A400M engine receives civil certification


In a major boost to the Airbus Military A400M project, Europrop International on Friday announced the airlifter’s engine had received civil certification, nearly four years later than scheduled.

The European Aviation Safety Association (EASA) granted civil certification to the TP400-D6 turboprop after more than 8 000 flight hours and 4 000 hours of ground testing. The engine was first run in October 2005 but suffered a troublesome development process and missed its original certification, scheduled for October 2007.
“Certifying the TP400 has presented a series of unique challenges due to the high power of the engine and the leading-edge technology that is incorporated within its design,” said EPI technical director Martin Maltby. When it enters service, the TP400 will be the most powerful operational turboprop in the western world, with an output of 11 000 shp.
“It is the first large turboprop engine to have been certified by the European Aviation Safety Agency and the first military engine to have been certified by EASA to civil standards from the outset,” the company added. “During development testing the engine demonstrated exceptional performance operating at sea-level and altitude conditions. It also proved its ability to cope with birdstrike, ice and water ingestion.”
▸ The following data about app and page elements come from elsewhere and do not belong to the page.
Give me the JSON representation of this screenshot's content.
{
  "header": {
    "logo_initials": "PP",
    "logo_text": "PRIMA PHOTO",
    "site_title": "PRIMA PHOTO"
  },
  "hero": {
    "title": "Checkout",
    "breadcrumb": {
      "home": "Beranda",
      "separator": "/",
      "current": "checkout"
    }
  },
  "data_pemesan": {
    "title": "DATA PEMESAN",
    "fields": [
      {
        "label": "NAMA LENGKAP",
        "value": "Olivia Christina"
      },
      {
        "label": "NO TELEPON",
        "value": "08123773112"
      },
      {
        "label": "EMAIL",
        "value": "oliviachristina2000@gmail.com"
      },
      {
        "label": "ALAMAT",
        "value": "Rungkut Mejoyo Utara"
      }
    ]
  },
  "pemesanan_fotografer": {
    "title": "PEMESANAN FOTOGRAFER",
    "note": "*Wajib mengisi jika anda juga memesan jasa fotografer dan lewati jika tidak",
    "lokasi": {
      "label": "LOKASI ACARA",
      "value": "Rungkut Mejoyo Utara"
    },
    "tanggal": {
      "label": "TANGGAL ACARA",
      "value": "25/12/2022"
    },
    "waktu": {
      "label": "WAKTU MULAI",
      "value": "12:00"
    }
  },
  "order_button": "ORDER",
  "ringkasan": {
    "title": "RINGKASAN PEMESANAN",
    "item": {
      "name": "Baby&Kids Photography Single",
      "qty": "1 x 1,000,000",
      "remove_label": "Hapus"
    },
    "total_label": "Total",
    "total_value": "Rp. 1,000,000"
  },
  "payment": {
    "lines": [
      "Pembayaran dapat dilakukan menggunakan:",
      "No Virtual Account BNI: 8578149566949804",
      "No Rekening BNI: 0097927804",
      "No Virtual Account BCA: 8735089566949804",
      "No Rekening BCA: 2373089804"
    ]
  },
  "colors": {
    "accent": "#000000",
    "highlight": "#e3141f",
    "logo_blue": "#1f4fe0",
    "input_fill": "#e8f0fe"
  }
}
Certification comes days after EPI signed an amended contract with Airbus Military that settled outstanding issues with the aircraft. A statement issued by EPI – a consortium between ITP, MTU Aero Engines, Rolls-Royce and Snecma – said the agreement was signed in Toulouse, France, by EPI president Simon Henley and Airbus Military’s head of propulsion procurement, Erik Buschmann.
“This agreement marks another important milestone in the programme and highlights the desire of both EPI and Airbus Military to work closely together to deliver an engine and aircraft combination that will set new standards in the military transport market,” said Henley.

Certification marks another step in the right direction for the delayed A400M project, and comes a month after Belgium, Britain, France, Germany, Luxembourg, Spain and Turkey gave formal backing to a 3.5 billion euro rescue deal for the military airlifter, ending a drawn-out battle to save Europe’s largest defence project

The bailout from was the result of an intense political battle to prevent the original 20 billion euro programme collapsing under the weight of cost overruns and delays, which would cause the loss of 10,000 jobs. The bailout was previously threatened by last-minute objections, especially from Britain.

The A400M project, based in Seville, will support 40,000 jobs in Europe by 2016, with the first aircraft delivered to France between the end of 2012 and early 2013. Deliveries were originally scheduled for November 2009. Civil certification will be achieved by year-end.

Airbus Military has orders from seven European countries for 170 aircraft, with an additional four being destined for export customer Malaysia. South Africa cancelled its order for eight A400Ms in November 2009 due to ‘extensive cost escalation and the supplier’s failure to deliver the aircraft within the stipulated timeframes’.